The team at Attitude have made wonderful programs on many issues, telling the stories of people facing hardships. They had a great reputation for telling stories with empathy and understanding, and we also felt it was important to share our stories in the hope that it might help others. Also Willy is on the lookout for a girlfriend and thought this might help. Ladies?


Why do you think that mental health issues, particularly for middle-aged men in New Zealand, is on the rise?

In part, perhaps it’s because people are now open and able to talk about it. Over the past few years, its been great to see that talking about how you feel has become more normalised in society. People like Sir John Kirwan, and our mate Mike King have led the charge on this, and – slowly – society is catching up.

Also though, its clear the pressures of the modern world are real. Some people are really struggling, and others are facing pressure to ‘be successful’, with things like social media having a part to play in that.

Finally – its good to hear we are both ‘middle aged’. That means we still have quite a few years left, which is great, because it was only 2 years ago we were both told we had a very limited life expectancy. It’s a question of perspective – some people might hear that they are middle aged and feel sad; we both feel very grateful and look forward to wearing the cardigans, complaining about how music these days is not as good as it used to be, and saying ‘in my day’ to annoy our kids.

 

Any advice you can give to sufferers of mental illness?

Please understand that it’s not a weakness but a strength to ask for help. Talk with others, explain how you are feeling. Understand that your perception is not always the reality for others. Communicate.

 

On the flip side, what advice would you give to the loved ones of sufferers who are trying to help?

Patience and understanding. Don’t rush people, and don’t expect them to heal miraculously, or ‘cheer up’. We’re not the experts in this, and there is plenty of great help out there, so please use the services of the experts.

 

What has been your biggest learning from this experience?

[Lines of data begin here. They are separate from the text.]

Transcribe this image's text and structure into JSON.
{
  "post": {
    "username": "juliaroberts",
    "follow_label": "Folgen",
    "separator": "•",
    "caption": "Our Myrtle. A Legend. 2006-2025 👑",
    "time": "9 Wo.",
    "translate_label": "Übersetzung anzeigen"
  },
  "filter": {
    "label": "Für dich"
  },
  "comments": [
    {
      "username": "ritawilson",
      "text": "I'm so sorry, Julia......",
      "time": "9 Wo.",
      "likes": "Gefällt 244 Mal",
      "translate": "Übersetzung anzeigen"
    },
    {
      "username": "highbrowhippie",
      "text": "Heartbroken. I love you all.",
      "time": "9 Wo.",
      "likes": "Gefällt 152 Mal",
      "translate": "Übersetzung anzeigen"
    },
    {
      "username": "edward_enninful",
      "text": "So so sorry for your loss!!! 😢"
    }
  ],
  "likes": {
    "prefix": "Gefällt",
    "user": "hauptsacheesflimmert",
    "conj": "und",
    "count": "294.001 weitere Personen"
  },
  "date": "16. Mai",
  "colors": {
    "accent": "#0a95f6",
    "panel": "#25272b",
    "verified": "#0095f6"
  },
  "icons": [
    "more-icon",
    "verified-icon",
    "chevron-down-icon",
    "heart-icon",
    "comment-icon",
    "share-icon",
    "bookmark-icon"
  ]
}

We’ve both had extreme health issues, and come close to death, so have experienced some of the worst situations people face. But we’re also very fortunate to have the support of friends and family. We both know that without that help, we might not have made it. So – corny as it might sound – our advice is to cherish and nurture the relationships you have with others. Forgive the minor transgressions, get over the petty stuff. See the good in others.

 

Willy, can you describe your friendship with David in one sentence…

Actually, since I had a stroke, I have no memory of him, but he continues to hang around so I be nice to him. Mostly. Has anyone seen my car keys?

 

David, can you describe your friendship with Willy in one sentence…

Being friends with Willy is like sitting on a toilet, hitting a button and finding out it’s actually a bidet – surprising, warm, and a bit tingly (in a good way). Also, he’d be a great boyfriend (he wanted me to say that… ladies?)

 

It’s clear that laughter truly is the best medicine for you both, can you give us your best jokes?

Willy: I’m not sure I have a joke, but when I had my stroke, people told me I would be ‘all right’. The joke there is that I am left-handed and have now had to re-learn to write with my right hand.

David: My favourite black humour gag is about my uncle, who is Irish. He went to see the doctor who told him he had bad news and worse news. Firstly, he had terminal cancer and only a day to live. “How can there be worse news?”, asked my uncle. “I should have mentioned it yesterday”, says the doctor.

But laughter is the best medicine. Unless you have cancer, then it’s immunotherapy.


You can watch Willy & David’s full documentary on Attitude here.